Peter Evans had skills as an author(I HIGHLY recommend his book, NEMESIS, which was superbly researched and written), but he was not able to do a book the way he probably would have if he had not been talking to Ms. Gardner and needing her cooperation, as far as it got.
More than two decades passed before her collaborator, Peter Evans, finally assembled his notes on interviews, phone conversations, recorded talks and meetings, thus preserving a few strobe light flashes of Ava Gardner. The result is part biography and part book about writing a book. It is a winning hybrid. Ms. Gardner could be a steely challenge. Mr. Evans had to be a persistent yet diplomatic extractor of stories. It became something of a take-and-take contest, fascinating even apart from Ms. Gardner's vignettes.
By the time the Gardner/Evans work was in progress, Ms. Gardner was already on the way to frail. She had had a damaging stroke, had once been a heavy smoker and an accomplished drinker. The rent on her body had been raised and the landlord was knocking. Consequently, Ms. Gardner comes through in these partly sewn notes as a bit of dowager, once famous, once wealthy, and grace-of-God gorgeous. All of that by this time had fallen away.
She had a fairy tale start, rising from Tar Heel hayseed at 18 to spouse of Hollywood's most notable box office draw, Mickey Rooney, at 19. The marriage failed a year later, to be followed by one to Artie Shaw, then another to Frank Sinatra.
As Ms. Gardner speaks of these things she is bawdy, moody and profane in the war zone/middle school/Glenngary Glenn Ross way ... which is to say a mightily profane lady. Never a very good actress she understood her hypnotic looks made her a star and highly desirable as a sex partner which she seems to have enjoyed.Read more ›
Most Recent Customer Reviews
This is a real page turner! I think it is as good a psychological profile as you will find on an actress who pretty much defined the golden age of Hollywood. Read morePublished 1 month ago by WorldTravelr
It's usually uplifting to read about your heroes - especially those who enjoyed beauty, fame, success and fortune - but sometimes not. Read morePublished 2 months ago by Rolland W. Amos
I'm a little disappointed in this book. I've not read any of this author's other works but this one was hard to get through. Read morePublished 2 months ago by Cecilia Flowers
Hard to put down. Would really like to know for sure if Sinatra really paid to not publish the book to AVA. Great read.Published 3 months ago by Clint
Do not buy this it is based on a sham.

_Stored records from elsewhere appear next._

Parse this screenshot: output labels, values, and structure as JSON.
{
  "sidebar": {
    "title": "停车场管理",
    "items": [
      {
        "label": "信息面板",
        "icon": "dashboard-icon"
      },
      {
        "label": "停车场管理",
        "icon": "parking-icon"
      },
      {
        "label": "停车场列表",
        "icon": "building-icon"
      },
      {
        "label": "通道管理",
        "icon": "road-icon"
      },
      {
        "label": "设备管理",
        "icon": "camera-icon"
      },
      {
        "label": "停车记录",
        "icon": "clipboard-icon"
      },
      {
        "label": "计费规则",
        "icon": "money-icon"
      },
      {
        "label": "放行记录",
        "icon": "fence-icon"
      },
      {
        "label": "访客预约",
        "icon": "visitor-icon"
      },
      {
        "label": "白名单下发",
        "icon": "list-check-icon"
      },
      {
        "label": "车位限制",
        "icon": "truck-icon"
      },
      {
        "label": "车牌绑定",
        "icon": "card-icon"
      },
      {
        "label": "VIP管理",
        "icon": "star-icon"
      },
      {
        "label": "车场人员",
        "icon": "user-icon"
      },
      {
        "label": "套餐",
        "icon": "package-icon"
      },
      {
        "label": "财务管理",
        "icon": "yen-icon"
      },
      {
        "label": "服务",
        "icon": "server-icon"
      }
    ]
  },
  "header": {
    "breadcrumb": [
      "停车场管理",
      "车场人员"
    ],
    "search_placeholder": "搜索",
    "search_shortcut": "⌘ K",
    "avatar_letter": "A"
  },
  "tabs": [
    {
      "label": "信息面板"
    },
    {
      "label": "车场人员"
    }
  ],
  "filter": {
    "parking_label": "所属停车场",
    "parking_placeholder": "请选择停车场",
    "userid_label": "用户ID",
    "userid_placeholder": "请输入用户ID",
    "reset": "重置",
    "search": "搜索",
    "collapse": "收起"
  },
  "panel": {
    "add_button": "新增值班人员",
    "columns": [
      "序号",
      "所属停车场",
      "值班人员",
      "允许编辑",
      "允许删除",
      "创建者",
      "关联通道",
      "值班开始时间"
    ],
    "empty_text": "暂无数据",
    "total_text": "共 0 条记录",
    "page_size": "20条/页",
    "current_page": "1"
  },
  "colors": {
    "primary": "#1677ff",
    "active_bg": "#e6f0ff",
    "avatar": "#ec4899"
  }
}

Peter Evans based this book on so called conversations with Ava G. Read morePublished 4 months ago by audrey
I went back and forth about whether I liked her or not. A bit of a salacious wench, a fit for our times but not then. Read morePublished 4 months ago by Susan